And speaking of haunted places, there’s the old Marsten House, high on a hill in ‘Salem’s Lot: once grand, now decrepit, with a big red-and-white “X” sign plastered on it. The building is being renovated, cleared of the squatters and drug addicts who’ve been occupying it. The house loomed large in King’s vampire novel. It is too soon in Season 2 to tell (only five episodes in, which is all I was allowed to preview) where this part of the story is going, but chances are dead people are not going to stay dead in this crumbling mansion. There are other buried secrets aching to be unearthed, such as restless corpses, revelations of betrayal, murder, and perverse twists of fate. Castle Rock delivers the expected violence, suspense, and horror. But its most abundant strength is its faithful adherence to one of King’s primary tenets as an author: that there is nothing more frightening then the unpredictability of human nature.

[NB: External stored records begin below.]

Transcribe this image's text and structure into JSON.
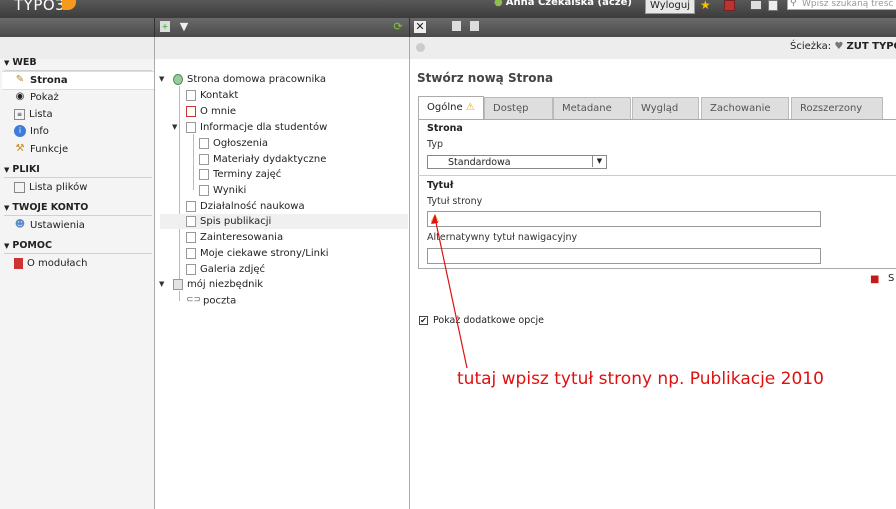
{
  "topbar": {
    "logo": "TYPO3",
    "user": "Anna Czekalska (acze)",
    "logout_label": "Wyloguj",
    "search_placeholder": "Wpisz szukaną treść"
  },
  "module_menu": {
    "sections": [
      {
        "title": "WEB",
        "items": [
          "Strona",
          "Pokaż",
          "Lista",
          "Info",
          "Funkcje"
        ]
      },
      {
        "title": "PLIKI",
        "items": [
          "Lista plików"
        ]
      },
      {
        "title": "TWOJE KONTO",
        "items": [
          "Ustawienia"
        ]
      },
      {
        "title": "POMOC",
        "items": [
          "O modułach"
        ]
      }
    ],
    "active_item": "Strona"
  },
  "page_tree": {
    "root": "Strona domowa pracownika",
    "nodes": [
      "Kontakt",
      "O mnie",
      "Informacje dla studentów",
      "Ogłoszenia",
      "Materiały dydaktyczne",
      "Terminy zajęć",
      "Wyniki",
      "Działalność naukowa",
      "Spis publikacji",
      "Zainteresowania",
      "Moje ciekawe strony/Linki",
      "Galeria zdjęć",
      "mój niezbędnik",
      "poczta"
    ]
  },
  "content": {
    "path_label": "Ścieżka:",
    "path_value": "ZUT TYPO",
    "page_title": "Stwórz nową Strona",
    "tabs": [
      "Ogólne",
      "Dostęp",
      "Metadane",
      "Wygląd",
      "Zachowanie",
      "Rozszerzony"
    ],
    "active_tab": "Ogólne",
    "section_strona": "Strona",
    "typ_label": "Typ",
    "typ_value": "Standardowa",
    "section_tytul": "Tytuł",
    "tytul_label": "Tytuł strony",
    "tytul_value": "",
    "alt_label": "Alternatywny tytuł nawigacyjny",
    "alt_value": "",
    "checkbox_label": "Pokaż dodatkowe opcje",
    "checkbox_checked": true,
    "save_letter": "S"
  },
  "annotation": {
    "text": "tutaj wpisz tytuł strony np. Publikacje 2010",
    "color": "#e01010"
  }
}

Peg Aloi is a former film critic for The Boston Phoenix. She taught film studies in Boston for over a decade. She writes regularly for The Orlando Weekly, Crooked Marquee, and Bloody Disgusting. Her blog “The Witching Hour” can be found at at


  1. Stephen G Provizer on October 21, 2019 at 10:11 am

    I merely want to add the fact that this is a local production, which employs many in the MA film industry (I do wish more principals were cast in MA and fewer in NYC and CA). So, support of this program helps ensure its continued existence which, in turn, helps to buttress our local film industry.

    • Peg Aloi on December 28, 2020 at 12:40 pm

      A good point; I was sorry to see it ended after only two seasons.

Leave a Comment

Recent Posts